[caption id="attachment_18956" align="alignleft" width="215"] By C. G. P. Grey - , CC BY 2.0[/caption]Richard V. Reeves reflects on the hypocrisy of the elite who are not in the top 1%.
"So imagine my horror at discovering that the United States is more calcified by class than Britain, especially toward the top. The big difference is that most of the people on the highest rung in America are in denial about their privilege. The American myth of meritocracy allows them to attribute their position to their brilliance and diligence, rather than to luck or a rigged system. At least posh people in England have the decency to feel guilty. In Britain, it is politically impossible to be prime minister and send your children to the equivalent of a private high school. Even Old Etonian David Cameron couldn’t do it. In the United States, the most liberal politician can pay for a lavish education in the private sector.
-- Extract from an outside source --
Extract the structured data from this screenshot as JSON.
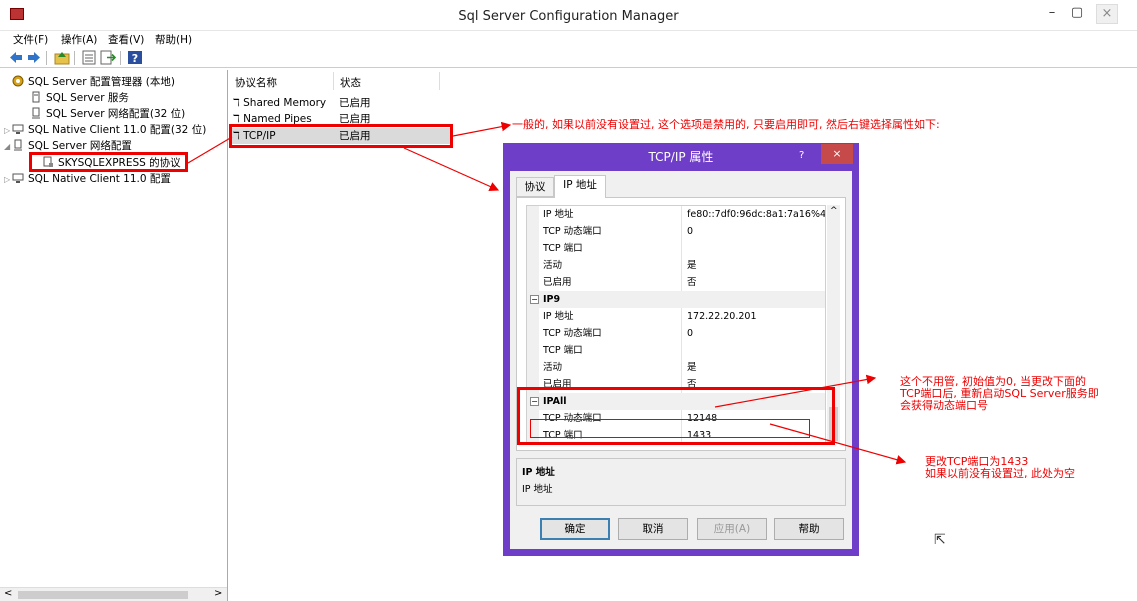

Some of my most progressive friends send their children to $30,000-a-year high schools. The surprise is not that they do it. It is that they do it without so much as a murmur of moral disquiet. Beneath a veneer of classlessness, the American class reproduction machine operates with ruthless efficiency. In particular, the upper middle class is solidifying. This favored fifth at the top of the income distribution, with an average annual household income of $200,000, has been separating from the 80 percent below. Collectively, this top fifth has seen a $4 trillion-plus increase in pretax income since 1979, compared to just over $3 trillion for everyone else. Some of those gains went to the top 1 percent. But most went to the 19 percent just beneath them. The rhetoric of “We are the 99 percent” has in fact been dangerously self-serving, allowing people with healthy six-figure incomes to convince themselves that they are somehow in the same economic boat as ordinary Americans, and that it is just the so-called super rich who are to blame for inequality."Form more information visit: https://www.nytimes.com/2017/06/10/opinion/sunday/stop-pretending-youre-not-rich.html